The hierarchy of the classes in early 20th century Britain is a symbol of the old, aristocratic world order. Clifford is a baron and has inherited an estate. However, he is incapable of procreation. He is an impotent person who tries to hide his emasculation by taking control of other people spiritually and physically through his work as a writer. He retains though a certain kind of status in the eyes of his servant, Mrs. Bolton, who is from a lower class. The main scandal of Lady Chatterley's Lover is not that the fact that Constance has an affair -- she has extramarital sex with other men in the novel. Instead, the main scandal is the fact that Mellors is of a lower class. On the one hand, it seems that Lawrence is romanticizing the lower class and implying that Mellors is more fundamentally connected to nature through his animalistic sex drive. On the other hand, the novel provides a critique of the deadness to which the lower class is susceptible, as seen in depictions of the colliers and their lives. They, too, can easily become mere instruments of society.

Industrial Life and the Mechanism of Society

Lawrence grew up in the English midlands, known as the industrial heart of England.

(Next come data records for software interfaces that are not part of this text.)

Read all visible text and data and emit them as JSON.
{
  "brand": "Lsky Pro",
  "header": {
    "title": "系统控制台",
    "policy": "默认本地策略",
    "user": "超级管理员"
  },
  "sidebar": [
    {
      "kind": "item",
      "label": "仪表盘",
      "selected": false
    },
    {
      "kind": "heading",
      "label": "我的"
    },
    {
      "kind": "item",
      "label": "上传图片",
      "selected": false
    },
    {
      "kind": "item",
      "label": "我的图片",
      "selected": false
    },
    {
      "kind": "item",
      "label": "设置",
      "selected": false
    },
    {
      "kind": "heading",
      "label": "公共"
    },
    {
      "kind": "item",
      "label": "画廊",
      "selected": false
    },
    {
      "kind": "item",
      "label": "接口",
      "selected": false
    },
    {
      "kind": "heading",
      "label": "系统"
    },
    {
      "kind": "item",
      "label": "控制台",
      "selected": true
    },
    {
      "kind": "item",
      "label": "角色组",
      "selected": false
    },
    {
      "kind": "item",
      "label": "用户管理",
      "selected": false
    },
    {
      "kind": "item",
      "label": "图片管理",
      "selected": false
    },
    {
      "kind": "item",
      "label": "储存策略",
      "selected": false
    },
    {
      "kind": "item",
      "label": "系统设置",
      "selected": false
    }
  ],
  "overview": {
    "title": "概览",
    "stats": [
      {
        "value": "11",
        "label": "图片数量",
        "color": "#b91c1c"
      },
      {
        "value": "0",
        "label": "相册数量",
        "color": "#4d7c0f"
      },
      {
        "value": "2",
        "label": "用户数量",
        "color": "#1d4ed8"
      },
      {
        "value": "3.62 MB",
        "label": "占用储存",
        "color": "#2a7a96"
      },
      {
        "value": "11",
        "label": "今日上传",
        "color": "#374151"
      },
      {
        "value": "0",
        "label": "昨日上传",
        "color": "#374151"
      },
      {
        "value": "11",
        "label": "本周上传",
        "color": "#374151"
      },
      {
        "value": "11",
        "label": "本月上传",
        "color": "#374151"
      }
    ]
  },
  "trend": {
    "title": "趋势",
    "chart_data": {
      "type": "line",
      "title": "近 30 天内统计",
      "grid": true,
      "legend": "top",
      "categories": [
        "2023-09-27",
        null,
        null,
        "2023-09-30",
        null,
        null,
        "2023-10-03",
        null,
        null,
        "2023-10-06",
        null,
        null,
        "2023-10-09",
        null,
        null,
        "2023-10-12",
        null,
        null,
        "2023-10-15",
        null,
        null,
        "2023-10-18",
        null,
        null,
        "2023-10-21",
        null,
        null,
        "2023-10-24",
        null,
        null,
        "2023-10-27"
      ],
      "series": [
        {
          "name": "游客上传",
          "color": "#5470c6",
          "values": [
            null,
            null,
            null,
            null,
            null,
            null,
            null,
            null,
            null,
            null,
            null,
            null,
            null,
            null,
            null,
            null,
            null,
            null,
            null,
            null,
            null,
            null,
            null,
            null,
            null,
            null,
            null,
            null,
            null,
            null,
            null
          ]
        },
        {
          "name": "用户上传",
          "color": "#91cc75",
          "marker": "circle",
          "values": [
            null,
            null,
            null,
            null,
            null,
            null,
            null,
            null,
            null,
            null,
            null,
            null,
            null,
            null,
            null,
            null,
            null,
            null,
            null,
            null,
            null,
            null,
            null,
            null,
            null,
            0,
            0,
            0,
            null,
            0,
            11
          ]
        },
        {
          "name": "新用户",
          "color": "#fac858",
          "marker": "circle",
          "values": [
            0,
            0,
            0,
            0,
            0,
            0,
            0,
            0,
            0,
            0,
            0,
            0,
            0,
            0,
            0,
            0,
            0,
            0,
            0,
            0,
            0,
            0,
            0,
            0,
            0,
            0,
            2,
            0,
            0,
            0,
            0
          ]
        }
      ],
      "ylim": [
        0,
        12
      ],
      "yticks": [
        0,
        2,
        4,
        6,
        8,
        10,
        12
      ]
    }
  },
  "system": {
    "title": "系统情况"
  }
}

He was raised in a lower-middle class and his father worked as a coal miner. Unlike many other modernists during this time period then, who had the privileges of inheritance and class, Lawrence grew up without such advantages. When he depicts industrial life then there is an obvious ambivalence. On the one hand, he seems to associate it with a potential for primitivism and a child-like attitude towards the world. On the other hand, he thought this potential was gradually waning. (This attitude can be more visibly tracked in his earlier novels, such as Sons and Lovers or The Rainbow.) By the time he writes Women in Love, he seems to see those who live in the industrial midlands as thoroughly deadened by their submission to the mechanistic nature of society. What he means by 'mechanistic nature' is that they serve as parts of a great machine that is working towards the production of more wealth. He is critical of the fact that this wealth is produced without any real end in mind. Men were serving as cogs in a machine without any purpose.

Intellectual Culture

Lawrence saw intellectual conversation and sexual intimacy as diametrically opposed. In Chapter IV, he provides insight into the intellectual approach to sex at the time: intellectuals wanted to use other models, such as economic models of society, in order to comprehend the usefulness of the sex act. In contrast, Lawrence was interested in the purity of the sexual experience. He was interested in it as a realm of possibility, rather than as a realm of knowledge. Interestingly, Tommy Dukes articulates the idea that there is something called "real knowledge" that comes out of one's penis and one's belly (37). This is basically Lawrence's idea throughout the novel. Yet, Tommy Dukes' method of phrasing it philosophically seems to fly in the face of his point. Tommy ends up contradicting himself, and calls himself a "mental lifer" (39) who does not believe in love. This is Lawrence's critique of philosophical language -- the very fact of trying to name something is already an attempt to control it. The sexual act, to Lawrence, was not something that could be named.